Once the PST files on your network have been discovered, the PST Importer uses the associated profile information to determine which Exchange Server mailbox to import each PST file into. The import process itself is performed automatically, and in a way that preserves any folder structures that were set up within the PST file (). You can import the PST items to either the user’s primary Inbox folder, or you can place the imported items into a newly created subfolder as a way of keeping the items isolated from any data that already exists in the user’s Inbox.
Regardless of whether you use EMS commands or a tool such as PST importer, you are likely to discover that some PST files were not imported successfully. There are several different factors that can cause this.
To troubleshoot these failed imports, start by making sure that the computer containing the PST files was turned on when the import was attempted.

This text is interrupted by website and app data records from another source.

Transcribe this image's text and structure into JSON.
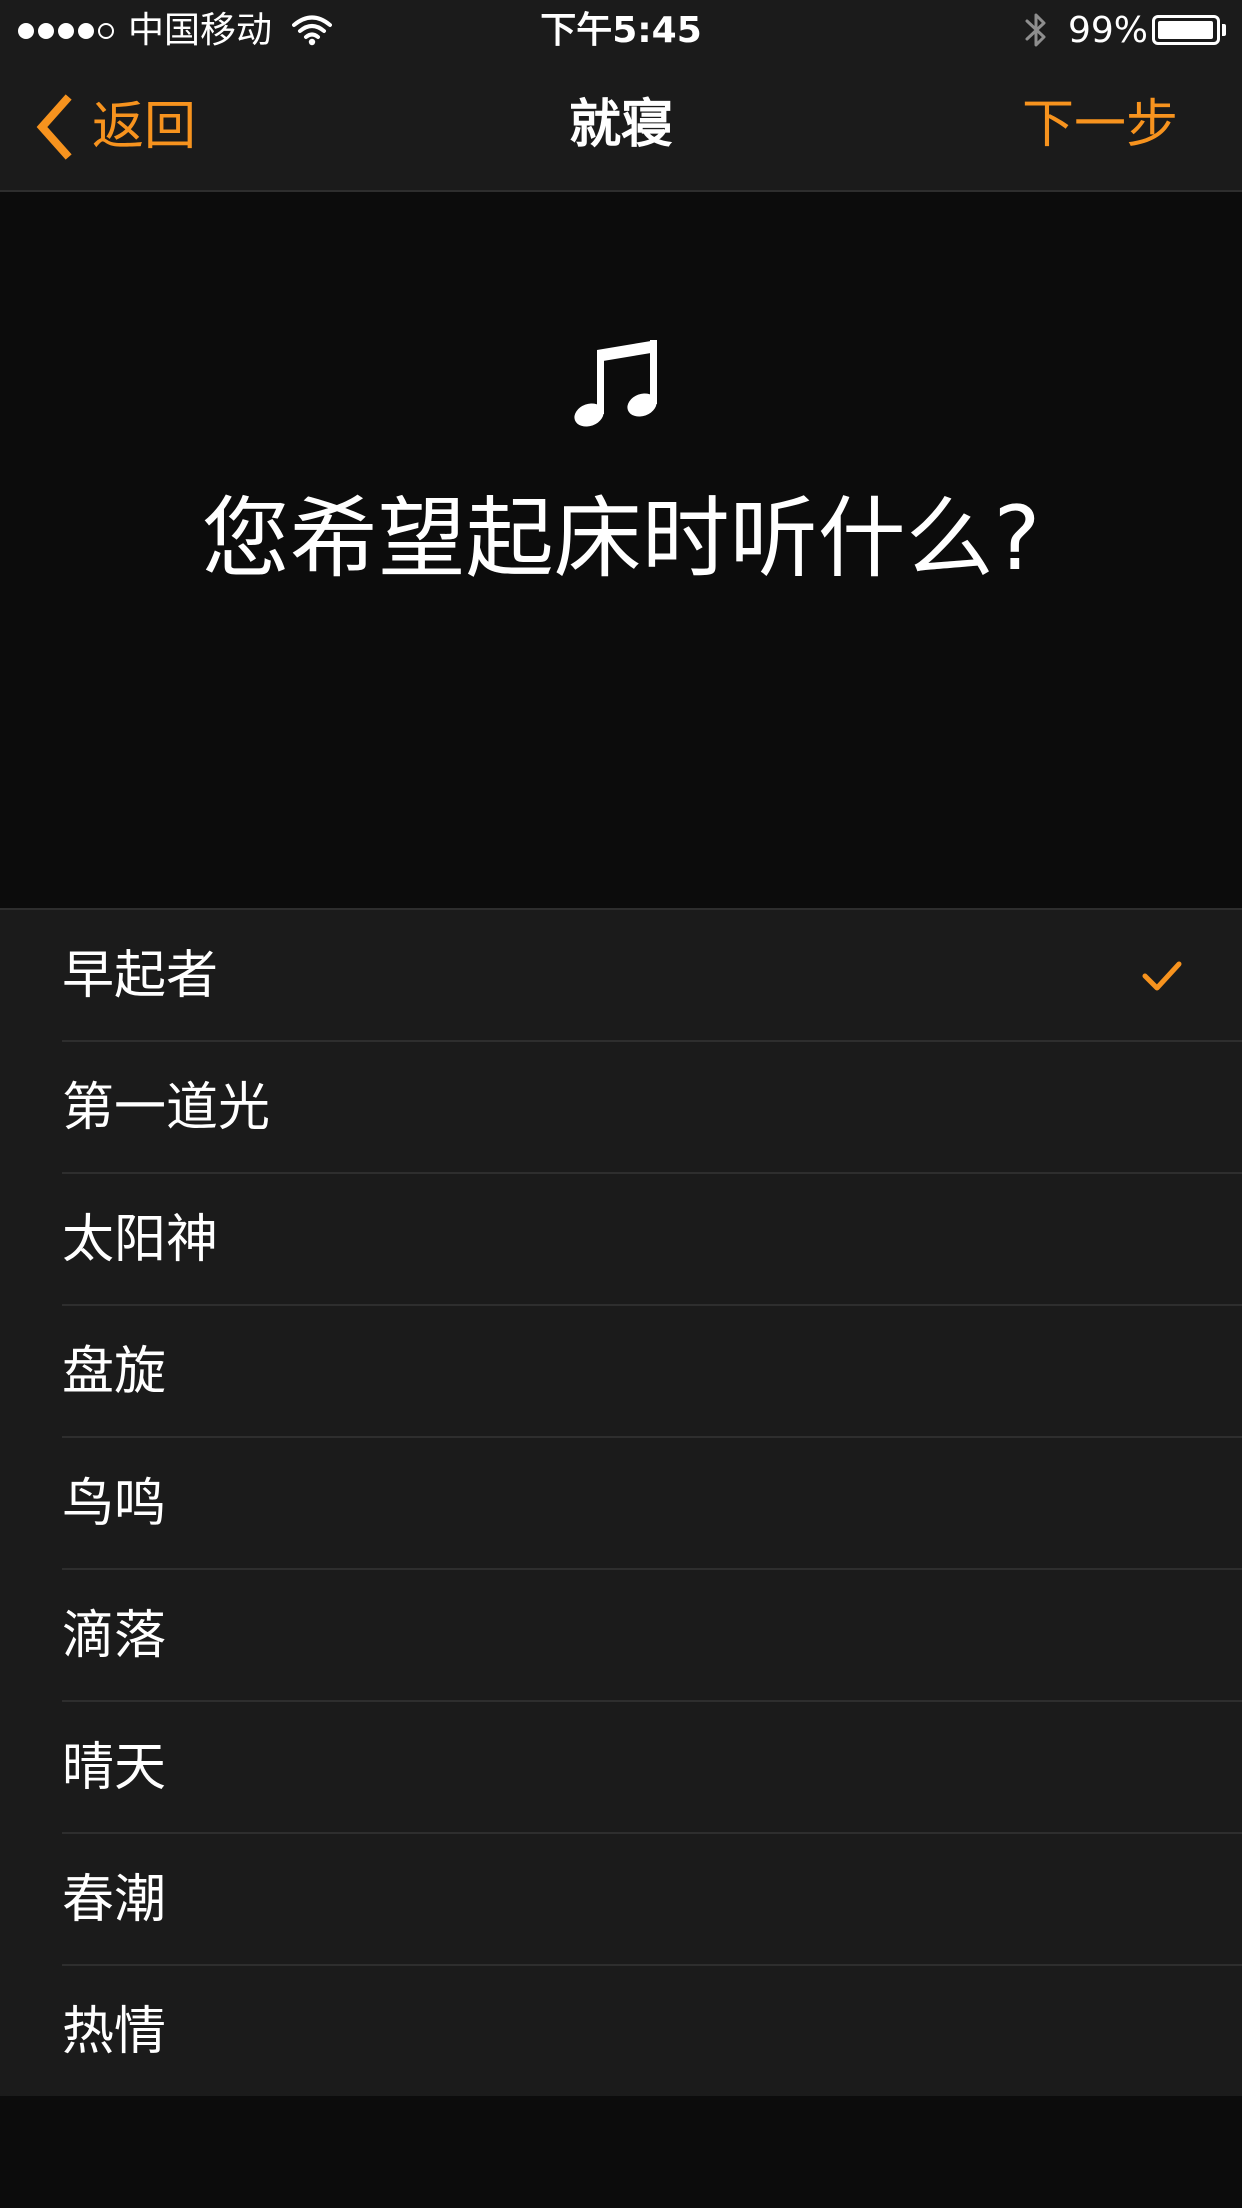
{
  "status_bar": {
    "signal_bars": [
      true,
      true,
      true,
      true,
      false
    ],
    "carrier": "中国移动",
    "wifi_icon": "wifi-icon",
    "time": "下午5:45",
    "bluetooth_icon": "bluetooth-icon",
    "battery_percent": "99%",
    "battery_level": 0.99
  },
  "nav": {
    "back_icon": "chevron-left-icon",
    "back_label": "返回",
    "title": "就寝",
    "next_label": "下一步"
  },
  "hero": {
    "icon": "music-note-icon",
    "prompt": "您希望起床时听什么?"
  },
  "sounds": {
    "selected_index": 0,
    "check_icon": "checkmark-icon",
    "items": [
      {
        "label": "早起者"
      },
      {
        "label": "第一道光"
      },
      {
        "label": "太阳神"
      },
      {
        "label": "盘旋"
      },
      {
        "label": "鸟鸣"
      },
      {
        "label": "滴落"
      },
      {
        "label": "晴天"
      },
      {
        "label": "春潮"
      },
      {
        "label": "热情"
      }
    ]
  },
  "colors": {
    "accent": "#f7931e",
    "bar_background": "#1b1b1b",
    "page_background": "#0c0c0c",
    "separator": "#2e2e2e",
    "text": "#ffffff"
  }
}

If the computer is (or was) off, then the PST file will obviously have been inaccessible.
Another thing to check is that the user who owns the PST file did not have Outlook open at the time of the import, because if Outlook was open (and it had the PST file held open) then the import process will have failed.
You should also talk to the user and verify that the PST file is not password protected. If you find that a PST file is password protected and you cannot get the password then, as mentioned earlier (admittedly in a slightly different context), there are a number of cracking utilities freely available on the Internet.
Finally, it could be that the import failed because the PST file itself was corrupt. You can use the Inbox Repair Tool or any of the third party PST repair tools to try to correct the problem, but you should back up the PST file before you do so, as using these tools can lead to data loss.
As you can see, PST data can be imported into Exchange Server 2010 either manually, or through the use of third party utilities such as PST Importer 2010. Either method will work, and both share a few challenges (although these are more a result of working with PST files than the methods themselves). However, the PST Importer 2010 makes the process of locating, identifying, and importing PST data much easier.